▶ **Records for this task**
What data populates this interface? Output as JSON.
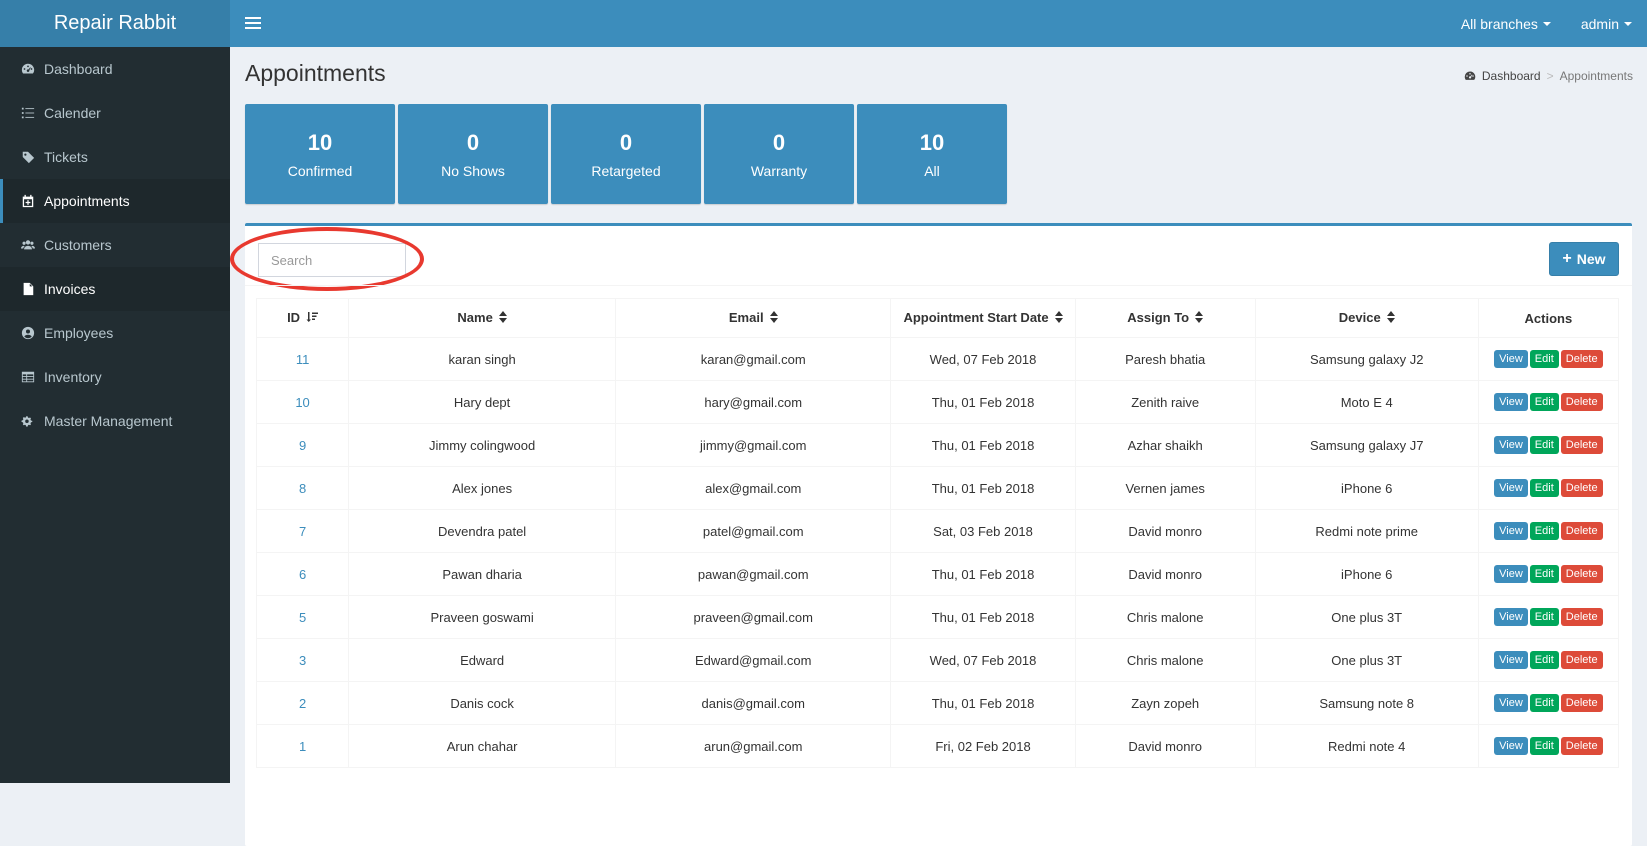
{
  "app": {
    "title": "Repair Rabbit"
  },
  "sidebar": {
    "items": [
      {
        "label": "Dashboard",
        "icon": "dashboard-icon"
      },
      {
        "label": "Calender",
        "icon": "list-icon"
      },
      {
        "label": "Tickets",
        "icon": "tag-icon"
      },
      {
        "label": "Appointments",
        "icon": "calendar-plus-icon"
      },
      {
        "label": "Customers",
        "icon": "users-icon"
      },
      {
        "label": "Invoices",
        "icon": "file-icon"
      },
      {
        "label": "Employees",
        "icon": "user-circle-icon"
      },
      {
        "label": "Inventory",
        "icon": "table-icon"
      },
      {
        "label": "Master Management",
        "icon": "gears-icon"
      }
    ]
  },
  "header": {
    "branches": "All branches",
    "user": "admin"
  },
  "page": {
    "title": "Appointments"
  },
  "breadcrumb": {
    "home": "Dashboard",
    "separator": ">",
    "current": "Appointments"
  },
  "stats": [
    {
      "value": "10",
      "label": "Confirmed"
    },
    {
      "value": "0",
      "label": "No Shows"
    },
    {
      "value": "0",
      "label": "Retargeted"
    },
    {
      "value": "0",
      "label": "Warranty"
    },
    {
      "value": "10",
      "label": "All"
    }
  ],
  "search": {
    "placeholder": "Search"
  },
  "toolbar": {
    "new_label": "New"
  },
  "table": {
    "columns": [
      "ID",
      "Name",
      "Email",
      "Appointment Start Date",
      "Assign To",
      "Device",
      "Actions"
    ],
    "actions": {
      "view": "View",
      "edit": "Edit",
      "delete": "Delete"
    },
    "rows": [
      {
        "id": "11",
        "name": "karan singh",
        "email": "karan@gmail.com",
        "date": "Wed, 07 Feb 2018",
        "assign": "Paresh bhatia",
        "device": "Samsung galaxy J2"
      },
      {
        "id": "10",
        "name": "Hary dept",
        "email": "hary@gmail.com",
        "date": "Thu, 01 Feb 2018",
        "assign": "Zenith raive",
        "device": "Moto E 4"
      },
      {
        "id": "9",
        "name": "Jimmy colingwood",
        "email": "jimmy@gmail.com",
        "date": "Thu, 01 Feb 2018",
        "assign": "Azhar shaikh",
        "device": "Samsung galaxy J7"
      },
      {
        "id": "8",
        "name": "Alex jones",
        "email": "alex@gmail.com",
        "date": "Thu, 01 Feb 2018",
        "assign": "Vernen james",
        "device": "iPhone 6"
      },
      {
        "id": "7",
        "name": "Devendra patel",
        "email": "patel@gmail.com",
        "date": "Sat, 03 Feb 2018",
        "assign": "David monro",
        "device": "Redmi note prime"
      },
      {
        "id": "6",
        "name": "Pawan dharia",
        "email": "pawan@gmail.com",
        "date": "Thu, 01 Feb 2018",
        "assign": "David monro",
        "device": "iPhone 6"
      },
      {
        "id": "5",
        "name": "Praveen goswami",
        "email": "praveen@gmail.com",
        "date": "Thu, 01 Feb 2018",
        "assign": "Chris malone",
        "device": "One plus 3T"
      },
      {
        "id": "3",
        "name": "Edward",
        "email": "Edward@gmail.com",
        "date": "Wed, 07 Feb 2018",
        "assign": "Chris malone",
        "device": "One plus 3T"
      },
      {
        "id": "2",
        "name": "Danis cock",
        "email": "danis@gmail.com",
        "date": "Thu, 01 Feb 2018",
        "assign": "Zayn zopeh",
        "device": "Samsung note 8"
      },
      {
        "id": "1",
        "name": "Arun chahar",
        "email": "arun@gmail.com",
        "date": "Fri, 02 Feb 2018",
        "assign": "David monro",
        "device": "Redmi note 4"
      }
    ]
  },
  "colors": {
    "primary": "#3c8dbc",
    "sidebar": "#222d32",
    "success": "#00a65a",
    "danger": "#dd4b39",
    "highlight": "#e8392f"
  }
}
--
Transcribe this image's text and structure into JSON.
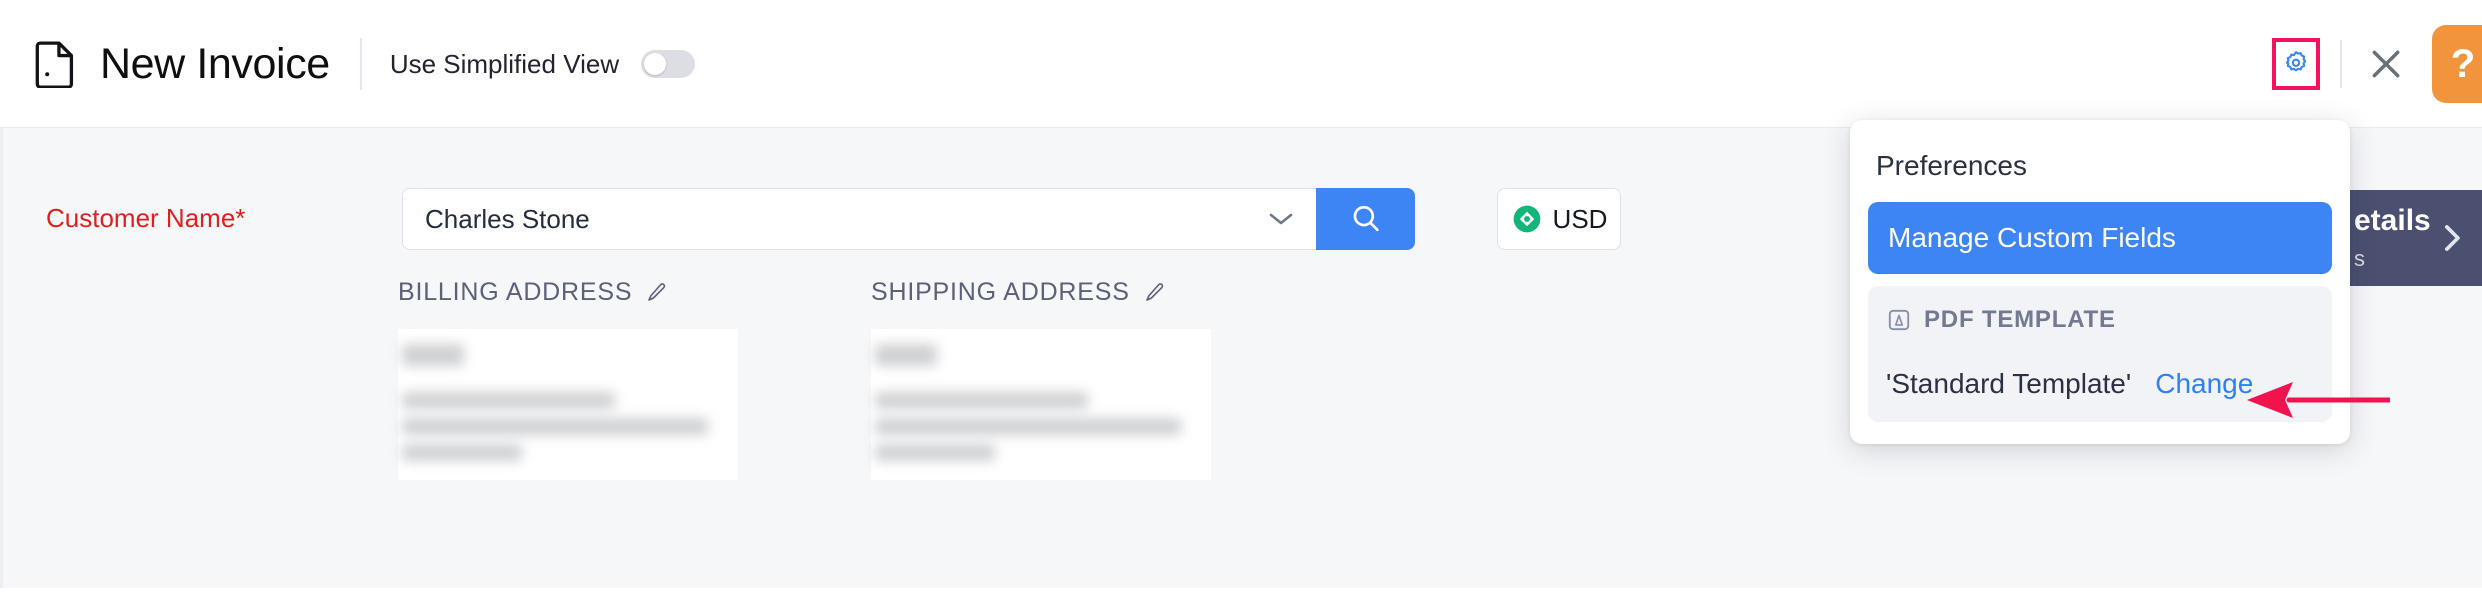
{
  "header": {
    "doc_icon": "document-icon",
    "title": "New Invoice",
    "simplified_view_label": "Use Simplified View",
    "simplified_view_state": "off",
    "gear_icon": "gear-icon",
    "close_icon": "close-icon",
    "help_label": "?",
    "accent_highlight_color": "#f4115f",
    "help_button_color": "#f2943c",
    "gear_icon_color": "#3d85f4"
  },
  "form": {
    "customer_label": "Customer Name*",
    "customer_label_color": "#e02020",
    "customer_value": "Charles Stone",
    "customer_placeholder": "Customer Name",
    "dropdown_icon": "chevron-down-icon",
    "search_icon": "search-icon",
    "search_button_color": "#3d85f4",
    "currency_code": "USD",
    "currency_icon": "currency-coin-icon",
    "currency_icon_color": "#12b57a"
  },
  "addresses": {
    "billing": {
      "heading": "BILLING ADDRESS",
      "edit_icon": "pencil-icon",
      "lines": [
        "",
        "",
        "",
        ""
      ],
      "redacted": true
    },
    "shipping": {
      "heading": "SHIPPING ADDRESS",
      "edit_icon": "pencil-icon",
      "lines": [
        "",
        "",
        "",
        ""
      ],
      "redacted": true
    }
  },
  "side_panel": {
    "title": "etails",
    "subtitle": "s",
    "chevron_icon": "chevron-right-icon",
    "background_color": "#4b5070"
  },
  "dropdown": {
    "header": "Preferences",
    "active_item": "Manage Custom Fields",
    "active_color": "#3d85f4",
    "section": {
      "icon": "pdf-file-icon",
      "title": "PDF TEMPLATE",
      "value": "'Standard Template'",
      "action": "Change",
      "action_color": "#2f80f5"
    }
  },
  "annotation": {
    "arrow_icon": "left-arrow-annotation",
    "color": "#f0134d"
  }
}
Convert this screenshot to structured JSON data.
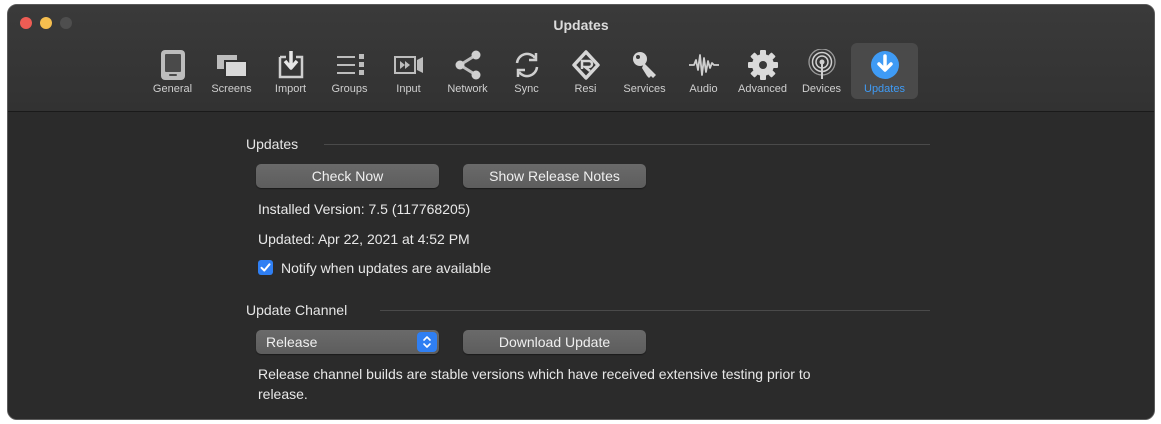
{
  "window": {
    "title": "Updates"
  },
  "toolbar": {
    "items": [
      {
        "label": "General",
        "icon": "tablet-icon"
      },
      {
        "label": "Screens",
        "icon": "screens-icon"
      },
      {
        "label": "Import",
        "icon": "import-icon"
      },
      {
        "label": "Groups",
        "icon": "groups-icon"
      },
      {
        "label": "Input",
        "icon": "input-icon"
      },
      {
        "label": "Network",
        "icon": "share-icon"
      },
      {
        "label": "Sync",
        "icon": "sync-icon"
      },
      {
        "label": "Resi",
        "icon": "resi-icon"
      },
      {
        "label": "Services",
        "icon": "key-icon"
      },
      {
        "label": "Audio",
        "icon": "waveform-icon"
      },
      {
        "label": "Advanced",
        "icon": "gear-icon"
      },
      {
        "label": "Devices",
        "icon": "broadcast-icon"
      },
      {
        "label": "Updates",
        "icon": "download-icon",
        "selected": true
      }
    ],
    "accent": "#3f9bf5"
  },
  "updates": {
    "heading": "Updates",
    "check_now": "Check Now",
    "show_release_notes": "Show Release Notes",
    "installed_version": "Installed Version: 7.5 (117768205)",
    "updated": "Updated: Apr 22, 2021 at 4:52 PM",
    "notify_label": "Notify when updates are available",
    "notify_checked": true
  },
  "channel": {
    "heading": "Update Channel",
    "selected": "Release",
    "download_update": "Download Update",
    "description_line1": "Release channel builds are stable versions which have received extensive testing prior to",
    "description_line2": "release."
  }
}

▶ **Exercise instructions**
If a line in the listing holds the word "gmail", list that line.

▶ **Answer below**
        "email": "karan@gmail.com",
        "email": "hary@gmail.com",
        "email": "jimmy@gmail.com",
        "email": "alex@gmail.com",
        "email": "patel@gmail.com",
        "email": "pawan@gmail.com",
        "email": "praveen@gmail.com",
        "email": "Edward@gmail.com",
        "email": "danis@gmail.com",
        "email": "arun@gmail.com",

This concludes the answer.